DOB Balcony Regulations
The DOB has recently been ensuring balcony enclosure compliance through required façade inspections. Read more below about the history of balcony enclosures and current compliance options.
On June 17, 1976 the Department of Buildings issued a memorandum on enclosed balconies. The memo allowed the enclosure of balconies with open screening, metal and glass panels, and various other types of light wall assemblies without obtaining permits. Such enclosures were treated temporary in nature and were not counted as floor area.
On October 2, 2011, 1 RCNY §101-14 was amended. The amendment allowed balcony structures to continue to be installed without a permit, but only if the balcony enclosures were less than 40 feet above grade and only for screened enclosures. The rule was also amended to clarify that more permanent weather-resistant enclosure, such as those with windows and solid walls, all require permits. Even though 1 RCNY §101-14 effectively superseded the 1976 memo, the was officially rescinded relatively recently by Buildings Bulletin 2014-024 dated December 3, 2014.
Why does this matter now?
As part of Façade Inspection and Safety Program, buildings more than six stories must have exterior walls and appurtenances inspected every five years. Appurtenances include balconies. Many buildings have not been inspected since the 1976 memo was officially rescinded in late 2014. Qualified Exterior Wall Inspectors are instructed to examine balconies as part of their inspection.
If a screened (non-permanent) balcony exists above a height of 40 feet, evidence will need to be provided showing that such an enclosure was installed prior to October 2, 2011. If evidence cannot be provided, the screening will either need to be removed or a permitted.
Similarly, if a balcony is fully enclosed and has a building notice or permit, it can remain if it is being used per the requirements of the 1976 memo. Otherwise, the inspector shall note as such in the compliance report, notify the building owner of DOB requirements for filing compliance, and either the balcony must be permitted or removed by the next façade inspection cycle. Fully enclosed balconies require an alteration type 1 to be filed; as such enclosures are an increase to floor area.
For more information see:

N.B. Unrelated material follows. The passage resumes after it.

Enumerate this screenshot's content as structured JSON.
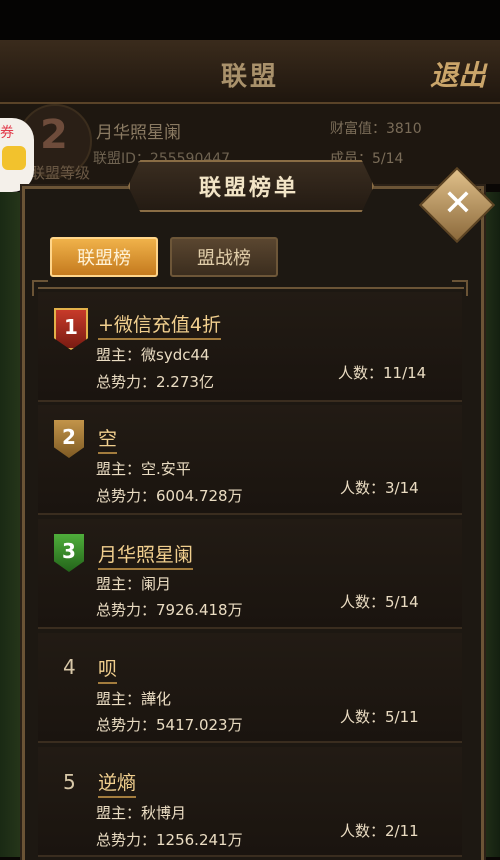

• Design Professional Summary: FISP Requirements for Balcony Enclosures
• Owner Summary: FISP Requirements for Balcony Enclosures
• Building Bulletin 2014-024
• Memo of June 17, 1976
• 1 RCNY §101-14